“I do want to mention Jan, one of the nurses at Mercy. She’s a lovely Geordie lady (from Newcastle in the UK). Malcolm’s parents were from Newcastle, Jan took Malcolm and settled him in, she gave him a lovely massage with essential oils to help him relax. She sounded just like his mum. And then there was Michael, the night nurse. He was a tall Welsh guy. And Malcom’s best mates in New Zealand and in the UK are both Welsh! Michael sounded just like them too.”
They were two accents that were perfect for Malcolm. It was like he was with the people he needed to be with. Their accents gave him comfort.
“Jan said this was the stars aligning, which helped him to settle. They were two accents that were perfect for Malcolm. It was like he was with the people he needed to be with. Their accents gave him comfort, he heard these accents, and he trusted them. Michael was phenomenal. He said I’m just going to pop out and get him something. And when he came back, I said Malcolm’s gone. It was just so quick. But you know, it was the compassion, real genuine compassion that Michael showed”.
When Malcolm finally passed away on 9 June it was the end of a long journey. Denise recalls with much fondness what she experienced when it was time to leave the hospice.
It was love for somebody from many people we didn’t really know but it was given so beautifully and genuinely. There was no urgency, everything was calm.
“One of the biggest things was when all the staff and nurses sang a Waiata when the funeral home came to collect him. I’ve never seen anything like that. Somehow or another it had been recorded, so I have it on my phone and I showed my sister in the UK and she just fell apart. She said, ‘how amazing is that!’ It’s like they were giving him permission. It wasn’t like he just left in a hearse. It was like the hospice was saying to him it’s ok for you to go and move on. It’s hard to describe. It was almost like a rite of passage, and it just seemed right. It was love for somebody from many people we didn’t really know but it was given so beautifully and genuinely. There was no urgency, everything was calm. Everyone who cared for Malcolm got to know him and we got to know them”.
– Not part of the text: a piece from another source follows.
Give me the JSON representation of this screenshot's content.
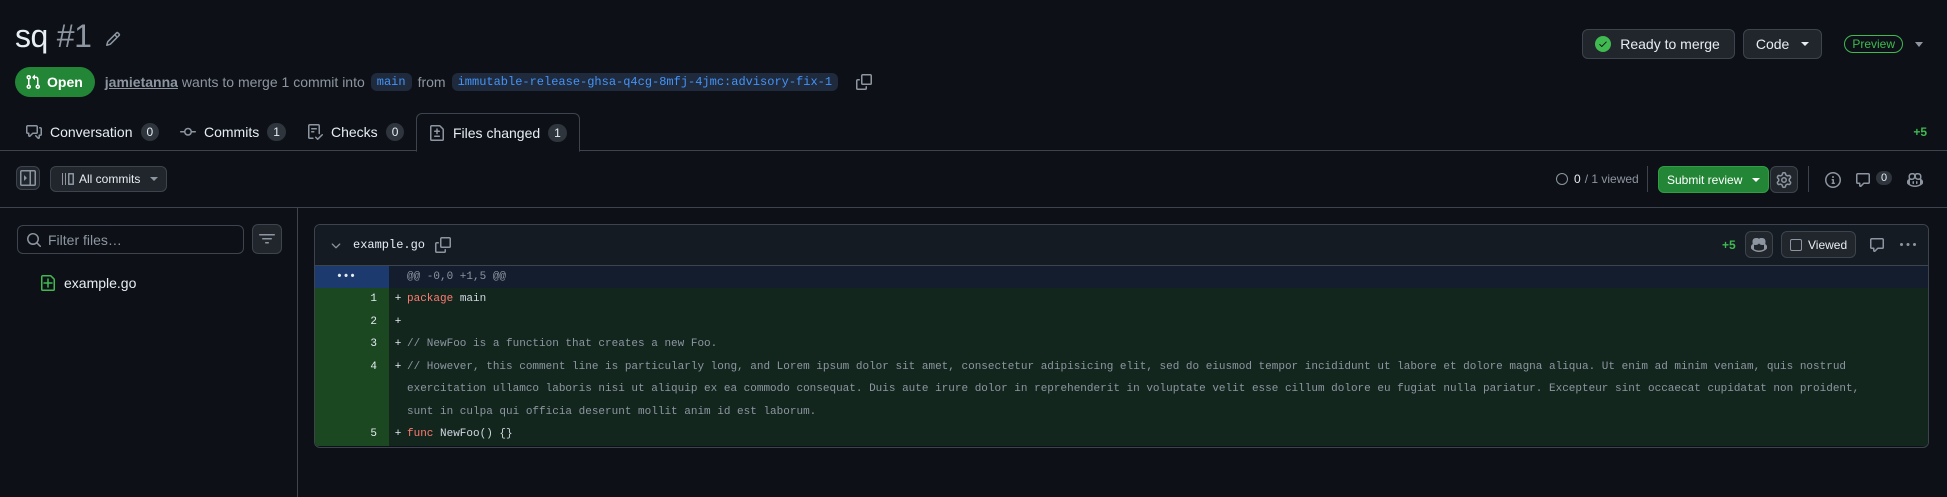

Life after the death of a loved one can often feel strange and daunting. This was no different for Denise, who shared:
“The hardest thing is not having anyone to hug and kiss goodnight. That’s the hardest thing and you can’t explain it to anybody unless they’re in a loving relationship. But at the same time, the best thing is I still feel connected to Malcolm. He’s here and always will be. I told him about his old chair the other day, the one that has springs sticking out and poking you. I said I’m getting rid of your old chair. I’m sorry I said, and I swear the house shook! And when the cyclone was coming, I said look I’m really scared, so I brought him close to me. And afterwards I just thanked him for helping me get through it.”
Thank you Denise for sharing your story. This year will be 36 years living in New Zealand and is also Denise and Malcolm’s 50th wedding anniversary. Congratulations. Sending much love to you and your family as you remember and celebrate the connections you have made both here and in the UK.
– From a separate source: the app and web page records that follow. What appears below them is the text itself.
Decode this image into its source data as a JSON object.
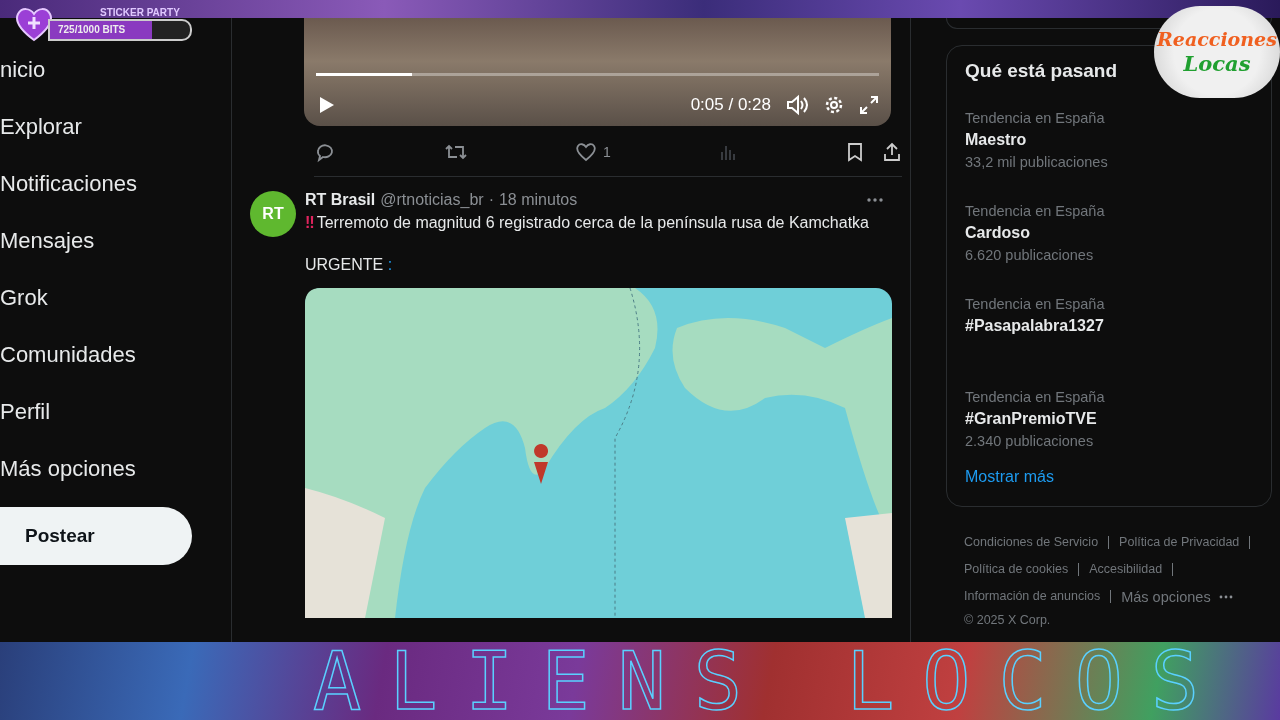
{
  "overlay": {
    "sticker_party": {
      "title": "STICKER PARTY",
      "progress": "725/1000 BITS",
      "level": 0.725
    },
    "logo": {
      "line1": "Reacciones",
      "line2": "Locas"
    },
    "banner": {
      "title": "ALIENS LOCOS"
    }
  },
  "nav": {
    "items": [
      {
        "label": "nicio"
      },
      {
        "label": "Explorar"
      },
      {
        "label": "Notificaciones"
      },
      {
        "label": "Mensajes"
      },
      {
        "label": "Grok"
      },
      {
        "label": "Comunidades"
      },
      {
        "label": "Perfil"
      },
      {
        "label": "Más opciones"
      }
    ],
    "post_button": "Postear"
  },
  "feed": {
    "video_post": {
      "player": {
        "time": "0:05 / 0:28",
        "level": 0.17
      },
      "likes": "1"
    },
    "post": {
      "avatar": "RT",
      "name": "RT Brasil",
      "handle": "@rtnoticias_br",
      "dot": "·",
      "time": "18 minutos",
      "marker": "‼",
      "text": "Terremoto de magnitud 6 registrado cerca de la península rusa de Kamchatka",
      "urgent": "URGENTE",
      "urgent_mark": ":"
    }
  },
  "sidebar": {
    "trends_title": "Qué está pasand",
    "trends": [
      {
        "context": "Tendencia en España",
        "name": "Maestro",
        "count": "33,2 mil publicaciones"
      },
      {
        "context": "Tendencia en España",
        "name": "Cardoso",
        "count": "6.620 publicaciones"
      },
      {
        "context": "Tendencia en España",
        "name": "#Pasapalabra1327"
      },
      {
        "context": "Tendencia en España",
        "name": "#GranPremioTVE",
        "count": "2.340 publicaciones"
      }
    ],
    "show_more": "Mostrar más",
    "footer": {
      "rows": [
        [
          "Condiciones de Servicio",
          "Política de Privacidad"
        ],
        [
          "Política de cookies",
          "Accesibilidad"
        ],
        [
          "Información de anuncios"
        ]
      ],
      "more": "Más opciones",
      "copyright": "© 2025 X Corp."
    }
  }
}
Share this Mercy Story
Do you have a Mercy story you would like to share with readers of Mercy Matters?
Send your story and images to [email protected].
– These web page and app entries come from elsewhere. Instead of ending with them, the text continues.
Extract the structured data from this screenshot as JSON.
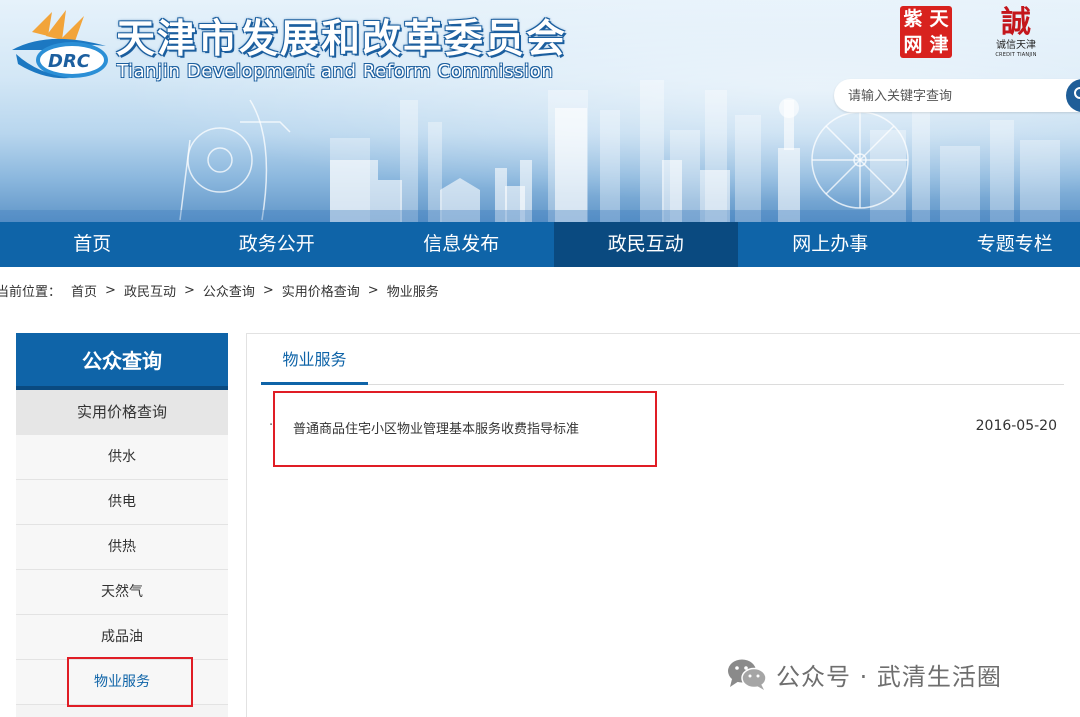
{
  "header": {
    "title": "天津市发展和改革委员会",
    "subtitle": "Tianjin Development and Reform Commission",
    "logo_text": "DRC",
    "seal_chars": [
      "天",
      "津",
      "紫",
      "网"
    ],
    "credit_logo": {
      "mark": "誠",
      "script": "诚信天津",
      "en": "CREDIT TIANJIN"
    },
    "search": {
      "placeholder": "请输入关键字查询",
      "button_icon": "search-icon"
    },
    "colors": {
      "primary": "#0f64a8",
      "nav_active": "#0a4a80",
      "highlight": "#e01d25"
    }
  },
  "nav": {
    "items": [
      {
        "label": "首页"
      },
      {
        "label": "政务公开"
      },
      {
        "label": "信息发布"
      },
      {
        "label": "政民互动",
        "active": true
      },
      {
        "label": "网上办事"
      },
      {
        "label": "专题专栏"
      }
    ]
  },
  "breadcrumb": {
    "prefix": "当前位置：",
    "items": [
      "首页",
      "政民互动",
      "公众查询",
      "实用价格查询",
      "物业服务"
    ],
    "separator": ">"
  },
  "sidebar": {
    "title": "公众查询",
    "category": "实用价格查询",
    "items": [
      {
        "label": "供水"
      },
      {
        "label": "供电"
      },
      {
        "label": "供热"
      },
      {
        "label": "天然气"
      },
      {
        "label": "成品油"
      },
      {
        "label": "物业服务",
        "active": true
      }
    ]
  },
  "main": {
    "tab": "物业服务",
    "list": [
      {
        "bullet": "·",
        "title": "普通商品住宅小区物业管理基本服务收费指导标准",
        "date": "2016-05-20"
      }
    ]
  },
  "watermark": {
    "text": "公众号 · 武清生活圈",
    "icon": "wechat-icon"
  }
}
If you enjoyed reading this, then please explore our other articles below: